Tuesday, December 29, 2015

The Over-examined Life

Back about 15 years ago, I discovered that other women were shaving their armpits and legs. Somehow, I’d missed that memo and thought that during the ’70s, we’d all radicalized and stopped doing that. It was one of those “Uh, oh. Uh, oh: Am I outside the standard deviation again?” moments.
Yesterday, in the midst of writing this blog, I crashed under another of those moments. I was writing about Dr. Atchley’s stages of retirement, about disenchantment spurring reorientation. That makes total sense to me: when you feel things aren’t working, you change direction. But I began wondering what the time frame of that stage might be: When would disenchantment spur reorientation? After six months, a year? Is there a stretch of disenchantment leading to a period of reorientation? Does reorientation end?

Which led me to the bigger question, the one about Other People. How frequently do Other People re-evaluate their lives? Does everyone reflect every day on whether his or her life had the meaning they wanted it to have? (Uh, oh. Uh, oh.) I am constantly deciding whether today – if it were followed by other days like it – would add up to a good life. And then wondering whether that’s enough because shouldn’t the whole be greater than the sum of its parts? And if not, how might I fix it tomorrow?
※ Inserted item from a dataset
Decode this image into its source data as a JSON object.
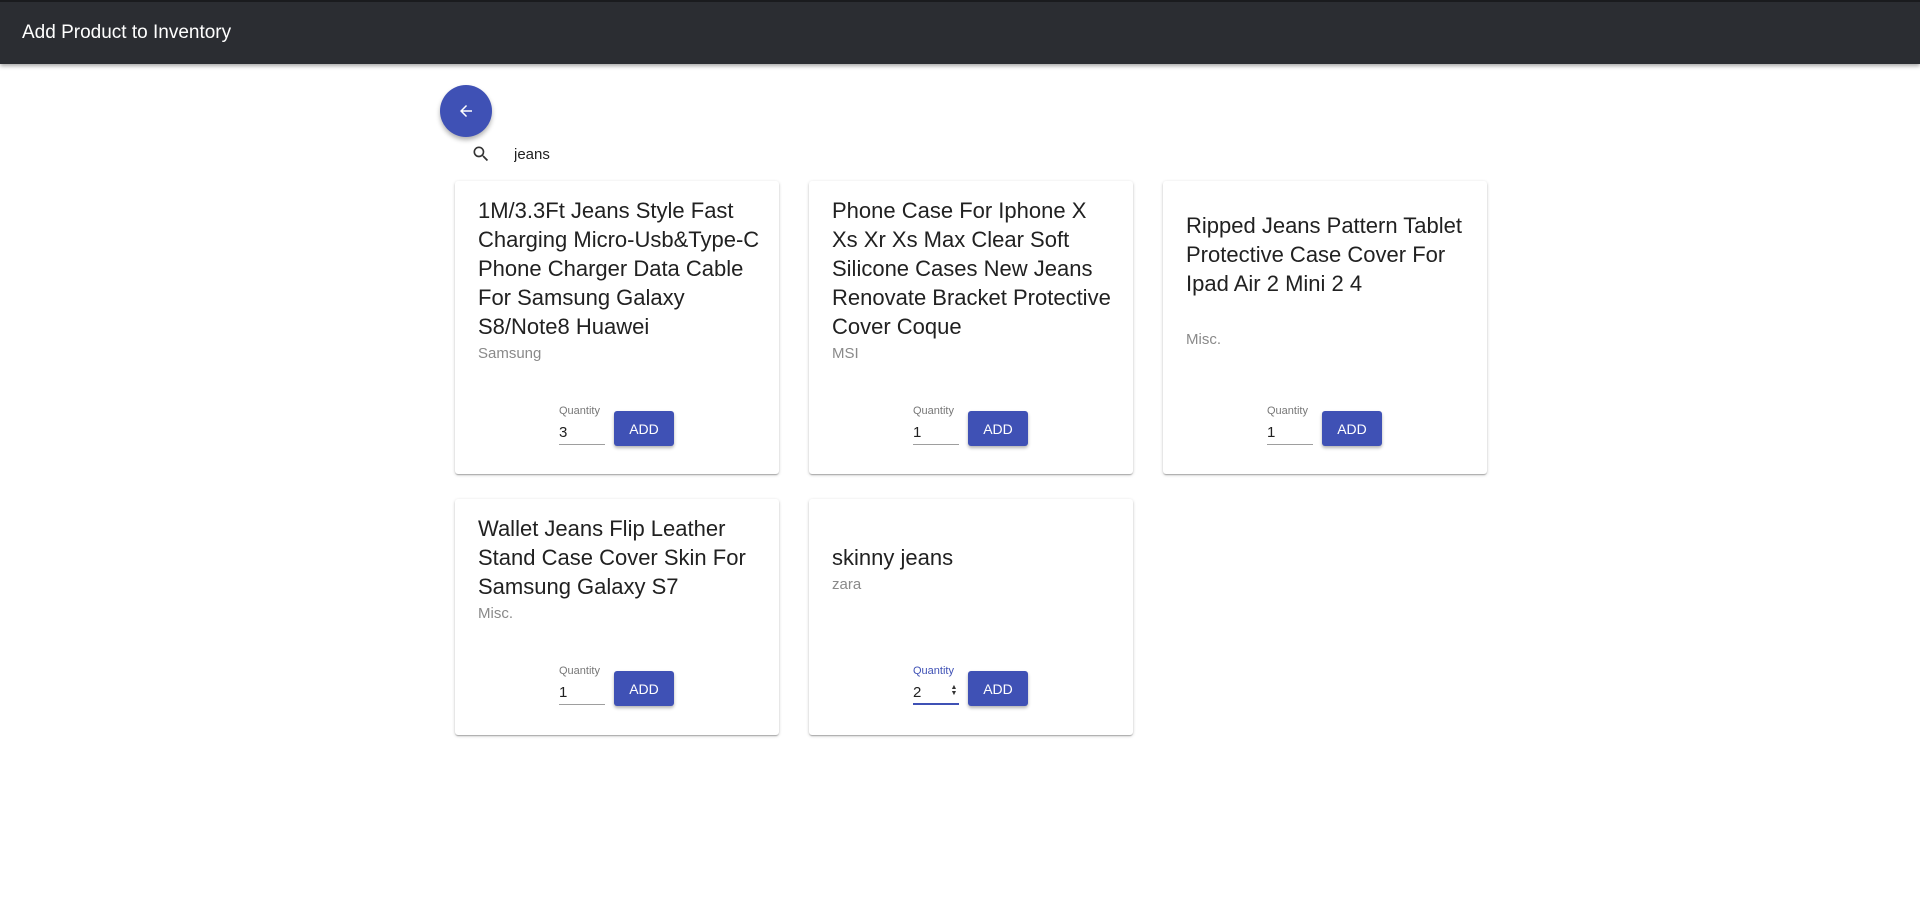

Suddenly, it was overwhelming. What started as a literary panic attack (How can I explain all this in the blog?) became a full-fledged onslaught of desperate self-evaluation: was all that questioning a thing to STOP? Was introspection crushing me?
I’m not sure if this has accelerated in my Third Third, what with having the time to think combined with intimations of mortality. I am after all the person who had dozens and dozens of identity crises. And I do like the philosophy that every moment is an opportunity to “repair the world,” to make a choice to do well instead of ill. So that makes for a lot of decision-making over all those moments.

So what happened yesterday was I heard all the whirring of decision-making in my head, the constant muttering of self-evaluation and I thought, “That’s the problem. It puts me too inside myself and not enough outside.”
To the rescue, my friend Linda, who emailed:
“I seem to forever be in an existential crisis of re-evaluation, self-examination, and relentless rumination and would like to get off and enjoy the moments. Maybe this time of year is not the time to expect to jump off this particular merry-go-round as reflection and rumination go along with the New Year, so my New Year’s resolution is to really enjoy my moments instead of trying to figure IT all out.”
Now Linda wrote this at 3:40 in the morning so I’m guessing she was awake and busy figuring things out, but she’s right!

And it means “Other People” includes Linda (and you perhaps?) so I’m not so outside the range of normal! Not so crazy in my own skin.

I don’t know if I’m constitutionally able to stop thinking things to death or if it’s just a deep rut I have to break out of. I was, after all, once a Philosophy grad student. When I work a job or contract, all my problem-solving is on work place problems, strategic problems, project problems, NOT how-am-I-living-my-life problems. That’s challenging and – right now – seems like a refreshing break. But writing about one’s Third Third requires personal reflection.

Living my moments is different from evaluating my moments. I’m going to remember that. It’s my New Thing.

1 comment:

Sharing Button